The Netherlands Institute for Spatial Research (various projects)
Traffic and transport contribute to many environmental problems. The programme of the former RPB (now the PBL - Netherlands Environmental Assessment Agency) mapped the current and future environmental pressure factors of traffic and transport within the framework of MNP, but also to support policy making by its principal (Netherlands Ministry of Spatial Planning, Housing and the Environment, Directorate General for Environmental Protection).
The Netherlands Institute for Spatial Research was established by Royal Decree and had the following tasks:
- to explore and highlight spatially relevant social trends
- to forecast the demand for and use of the space available in the Netherlands
- to monitor social and spatial trends
- to analyse government policies that have a spatial dimension
- to develop variations on spatial policies and alternative scenarios
- to publish its findings in research and advisory reports.
The main aim was to contribute to the public debate on spatial development.

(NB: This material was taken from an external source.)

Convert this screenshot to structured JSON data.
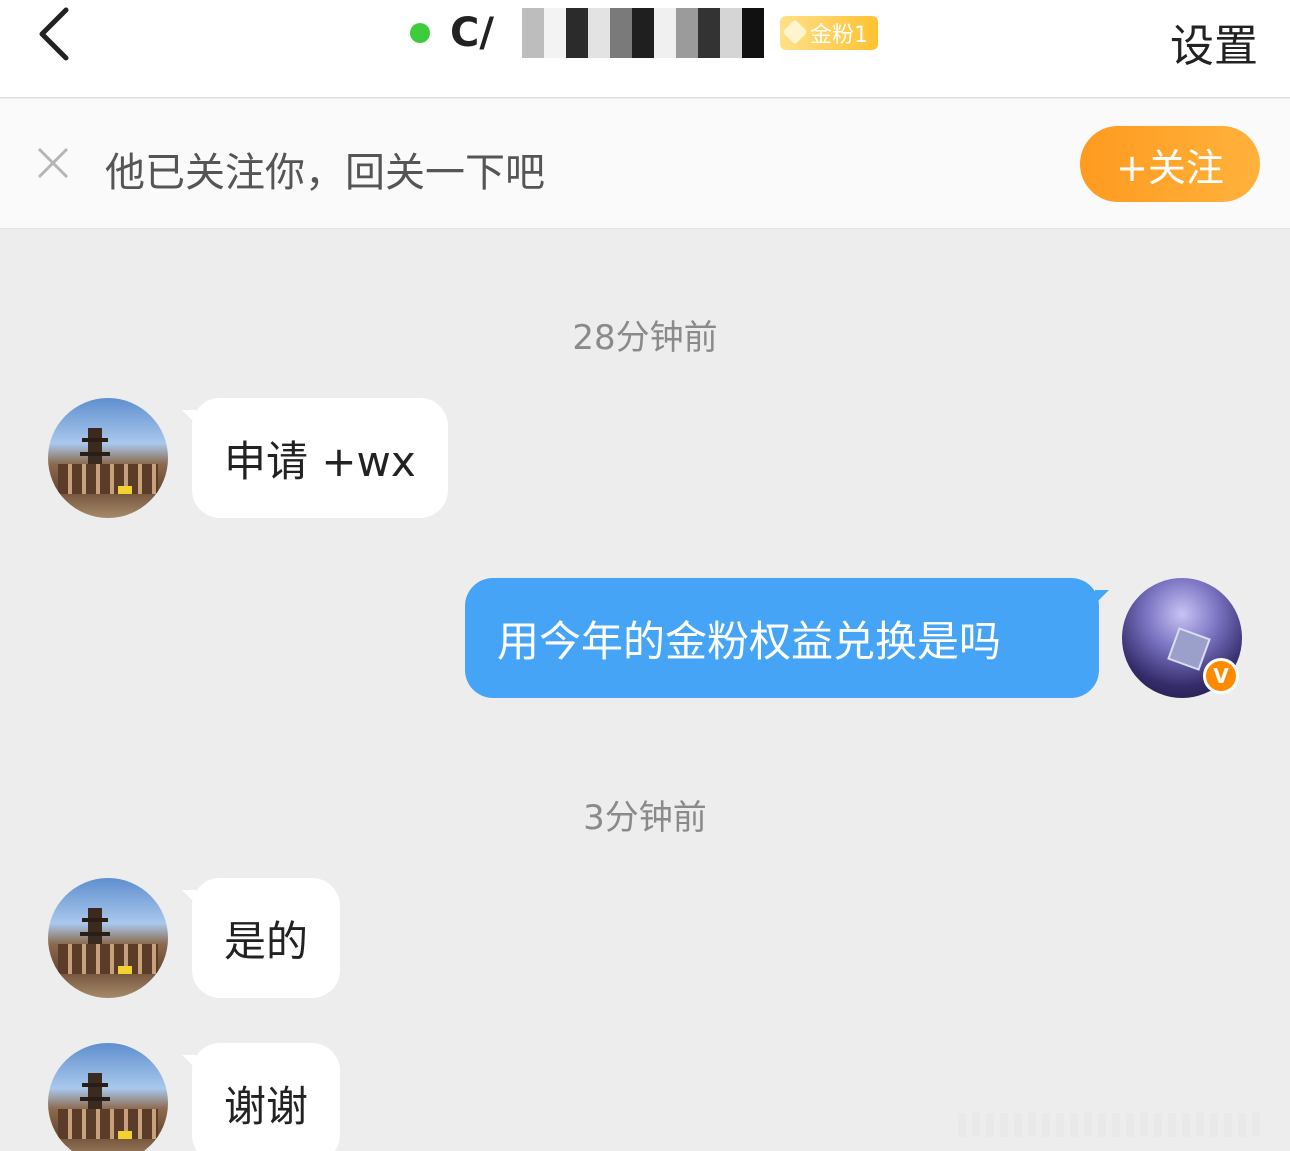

RPB provided independent information on present and future spatial development, based on original and innovative research that meets academic standards. It also generated new insights for national spatial development. Moreover, the Institute for Spatial Research aimed to be a window to future spatial development.
In September 2008, the RPB merged with the Milieu en Natuur Planbureau (MNP) to become the Netherlands Environmental Assessment Agency (PBL - Planbureau voor de Leefomgeving).
The Institute for Spatial Research was a consultant, commentator and critical observer, giving advice on request and on its own initiative. It did this for various organisations: not only for central government and Parliament, but also for other government authorities. In the end, the institute worked for everyone who is interested in the spatial development of the Netherlands and it maintained an independent position in relation to all these parties.
The Institute for Spatial Research worked to a study programme. This was adopted every two years, but it was flexible and could be refined during the implementation period.
A project group was created for each item in the study programme. Their aim was to ensure that project groups charged with writing the report contain members from different disciplines. The Institute employed professionals from a wide range of disciplines, including economists, public administrators, social scientists, urban designers, landscape architects and planners. This clustering of disciplines was one of the institute's key strengths. As well as being interdisciplinary, the research projects were intersectoral, drawing on theories and hypotheses from all policy sectors with a spatial dimension.
The Institute's working method integrated research and design - a combination that distinguishes the Institute from other policy assessment offices. The core principle was that, right from the start, researchers and designers focus on one topic at a time, the interaction between them moving the project forward, step by step.
For 2002-2003 the following focus topics were included in the study programme:
- Modelling the use of space
- Evaluation framework
- Metamorphosis of the countryside
- People, time and space
- Towards an innovative development planning
- Land market
- Accessibility and reliability.
The latter project was transport-related and therefore interesting in this context. A more elaborate description of the project (background and methodology) is given below.
Social and economic trends (just-in-time delivery to companies and time pressures on households) are making the reliability of travel times increasingly important. Although reliability is frequently mentioned in definitions of accessibility, it is never discussed in detail. But it cannot be ignored.
Meanwhile, travel times are becoming increasingly unreliable. Current traffic volumes are putting the infrastructure networks under strain, particularly in the Randstad. The pressures on the transport infrastructure are growing and are expected to severely reduce the reliability of the system. How this unreliability is translated into longer travel times, the inconvenience actually experienced and the opportunities to respond adequately will differ between regions and groups of travellers. Infrastructure and spatial developments can make an important contribution to creating alternative arrangements for routing, transport mode or destination.
Based on the literature, the institute determined the importance of the reliability of travel times in accessibility to various groups and for different purposes. A mathematical model of travel times was being developed with TNO. Given the infrastructure networks, a spatial distribution of activities and other assumptions about factors such as car ownership, travel costs and 'modal choice in relation to distance', the model can be used to calculate mobility, travel times and distribution of travel times. These in turn can be used to determine accessibility and reliability.
The model can also be used to forecast mobility and calculate its consequences for accessibility and the reliability of travel times, broken down by group and region. A number of strategies for infrastructure and planning policy were constructed and their effects on mobility, accessibility and especially reliability were evaluated. The results were interpreted and reported.